Skip to main content Skip to header navigation

8 Things we want to see in a Game of Thrones movie

Could a Game of Thrones film really be a possibility? Yes, it definitely could, according to one of the show’s stars.

Charles Dance, who plays Tywin Lannister on Game of Thrones, spilled the beans that there’s already talk of a Game of Thrones movie. During his interview with The Daily Beast, Dance admitted, “There’s talk of eventually trying to do a feature film, but I don’t know which of the story lines. There’s so much to cram into a film.”

Queen Elizabeth has no interest in the iron throne

We have to agree with the actor, so we’ve outlined some things we want to see if the movie does actually happen.

1. A condensed story

With this news, a lot of people have already been asking the very fair question: Do we really even need a movie? While we’ll never say “no” to more Game of Thrones, we have to agree in part. This is a valid point. The episodes are already cinematically stunning and, within an hour each week, the show really does an amazing job of fleshing out the story. Where we could see a movie being successful is in the small details, like taking a lesser-known character and bringing their journey to the screen.

2. Take us outside of Westeros

There just wouldn’t be enough time to showcase all the characters in a well-rounded plot within the span of a three-hour (at most) film. But we can imagine the story of a character outside of Westeros and the lands we see in the series. Sort of a film spin-off, if you will.

3. Dragons

I mean, come on. Duh. We tune in every week on Game of Thrones hoping to see some dragon action, especially now that Dani’s three are getting bigger. We get it, CGI is expensive, but with the budget HBO is giving the series, we expect some more fire-breathing action. We’re guessing, judging by the looks of Season 5 so far, the show is planning on delivering. A movie should too.

QUIZ: How would you die in Game of Thrones?

4. Some backstory

Still, we could imagine a movie set in a time before Dani’s dragons. Perhaps the past history of Westeros is a story a movie could successfully tell. And, of course, if you’re talking about Westeros’ past, you have to include dragons. Lots of them, please and thanks.

5. Some stunning visuals

Going right along with the idea of dragons, if the show can manage to wow us on the small screen, a movie had better take the effects up a notch. The series already feels like silver-screen quality, which means the movie had better be shot beautifully and have the special effects to match.

6. More on the magic of Westeros

From white walkers to Melisandre’s crazy smoke baby, we’ve seen hints of the mystical elements in Westeros, but they seem to be on the outskirts of the story.
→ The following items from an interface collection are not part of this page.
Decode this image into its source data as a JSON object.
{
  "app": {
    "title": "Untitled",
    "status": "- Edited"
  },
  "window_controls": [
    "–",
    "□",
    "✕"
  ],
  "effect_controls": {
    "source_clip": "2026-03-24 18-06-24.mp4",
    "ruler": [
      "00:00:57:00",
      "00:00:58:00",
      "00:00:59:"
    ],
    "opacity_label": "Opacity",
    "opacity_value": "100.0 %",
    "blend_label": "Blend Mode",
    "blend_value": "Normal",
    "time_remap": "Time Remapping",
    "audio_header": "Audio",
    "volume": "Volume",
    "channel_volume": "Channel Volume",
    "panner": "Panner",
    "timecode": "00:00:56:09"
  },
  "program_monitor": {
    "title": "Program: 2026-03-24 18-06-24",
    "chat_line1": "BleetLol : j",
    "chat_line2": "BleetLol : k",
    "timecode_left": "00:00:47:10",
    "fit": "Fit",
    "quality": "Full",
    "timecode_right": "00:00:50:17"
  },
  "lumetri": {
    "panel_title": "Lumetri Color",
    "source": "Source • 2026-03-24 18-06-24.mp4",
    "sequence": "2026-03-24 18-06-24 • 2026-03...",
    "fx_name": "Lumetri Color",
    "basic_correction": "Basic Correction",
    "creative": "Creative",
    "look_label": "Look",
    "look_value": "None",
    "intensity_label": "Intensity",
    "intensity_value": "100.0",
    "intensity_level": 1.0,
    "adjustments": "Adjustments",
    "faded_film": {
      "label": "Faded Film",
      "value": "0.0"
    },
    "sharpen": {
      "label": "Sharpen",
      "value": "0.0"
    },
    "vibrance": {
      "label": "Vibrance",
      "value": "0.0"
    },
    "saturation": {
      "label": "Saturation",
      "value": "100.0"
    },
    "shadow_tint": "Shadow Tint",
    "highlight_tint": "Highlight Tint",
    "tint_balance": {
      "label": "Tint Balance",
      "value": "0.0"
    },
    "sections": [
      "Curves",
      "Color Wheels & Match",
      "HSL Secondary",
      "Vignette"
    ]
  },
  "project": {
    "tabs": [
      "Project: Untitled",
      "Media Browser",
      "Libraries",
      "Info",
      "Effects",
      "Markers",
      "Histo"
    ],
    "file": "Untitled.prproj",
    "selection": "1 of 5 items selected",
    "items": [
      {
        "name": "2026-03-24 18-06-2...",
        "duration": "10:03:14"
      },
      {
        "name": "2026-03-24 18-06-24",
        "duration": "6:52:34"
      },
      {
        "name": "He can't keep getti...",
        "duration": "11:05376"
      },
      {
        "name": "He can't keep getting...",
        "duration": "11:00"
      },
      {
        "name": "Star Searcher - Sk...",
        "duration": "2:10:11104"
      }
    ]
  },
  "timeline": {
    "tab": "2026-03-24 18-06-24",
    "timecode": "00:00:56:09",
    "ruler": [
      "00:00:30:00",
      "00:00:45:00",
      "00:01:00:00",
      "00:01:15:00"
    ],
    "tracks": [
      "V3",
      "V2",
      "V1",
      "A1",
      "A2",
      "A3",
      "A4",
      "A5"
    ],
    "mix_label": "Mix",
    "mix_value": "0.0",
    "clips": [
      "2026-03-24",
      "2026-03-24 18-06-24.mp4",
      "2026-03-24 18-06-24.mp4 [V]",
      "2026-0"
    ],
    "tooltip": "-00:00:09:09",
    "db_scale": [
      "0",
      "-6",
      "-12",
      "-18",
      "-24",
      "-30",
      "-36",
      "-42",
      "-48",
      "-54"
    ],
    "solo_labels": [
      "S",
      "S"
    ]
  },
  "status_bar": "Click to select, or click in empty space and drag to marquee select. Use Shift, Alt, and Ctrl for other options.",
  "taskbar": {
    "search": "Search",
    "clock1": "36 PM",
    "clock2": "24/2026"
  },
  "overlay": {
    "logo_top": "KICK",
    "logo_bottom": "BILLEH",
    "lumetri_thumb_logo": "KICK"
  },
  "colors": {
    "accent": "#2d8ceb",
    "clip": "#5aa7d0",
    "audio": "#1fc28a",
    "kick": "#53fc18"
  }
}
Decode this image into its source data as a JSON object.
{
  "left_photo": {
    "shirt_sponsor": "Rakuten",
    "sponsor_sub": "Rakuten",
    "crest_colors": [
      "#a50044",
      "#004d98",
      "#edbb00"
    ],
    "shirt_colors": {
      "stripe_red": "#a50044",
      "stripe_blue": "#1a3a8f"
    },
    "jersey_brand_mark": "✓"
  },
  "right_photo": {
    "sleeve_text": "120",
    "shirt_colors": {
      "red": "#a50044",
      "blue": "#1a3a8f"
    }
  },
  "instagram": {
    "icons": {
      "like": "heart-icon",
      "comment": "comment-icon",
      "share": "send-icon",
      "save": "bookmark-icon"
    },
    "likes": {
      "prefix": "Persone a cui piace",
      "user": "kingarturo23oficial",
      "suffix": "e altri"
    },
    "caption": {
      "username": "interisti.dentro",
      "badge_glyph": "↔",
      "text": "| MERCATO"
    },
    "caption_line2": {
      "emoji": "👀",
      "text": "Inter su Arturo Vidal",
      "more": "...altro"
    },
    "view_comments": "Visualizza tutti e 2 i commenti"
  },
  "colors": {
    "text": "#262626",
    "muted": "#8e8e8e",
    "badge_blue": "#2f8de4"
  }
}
They are extensions of characters but rarely ever central to the plot. We have to believe there’s a greater purpose to the supernatural in Martin’s world other than that it makes for some cool stories. If the series isn’t going to clue us in to more of the dynamics of the Game of Thrones world, we’d at least hope the movie would.

George R.R. Martin admits some fan predictions are right

7. Some closure

At the Season 4 premiere, author George R.R. Martin said, “The books get bigger and bigger [in scope]. It might need a feature [film] to tie things up, something with a feature budget, like $100 million for two hours.”

The books could graduate from television to film to wrap up the story line. And we’d be OK with that. Perhaps HBO could make the last season more of a miniseries with longer episodes, as opposed to the 10 hour-long episodes per season we’ve seen so far.

8. George R.R. Martin’s involvement

The one thing that would put our minds at ease about the idea of a movie would be if the man behind the stories was involved. Just as producers take Martin’s opinion very seriously in the series, we would hope that they would bring him in as a valuable asset for a feature film. If Martin’s on board, we are too.

What things would you add to our list?

Leave a Comment

Comments are closed.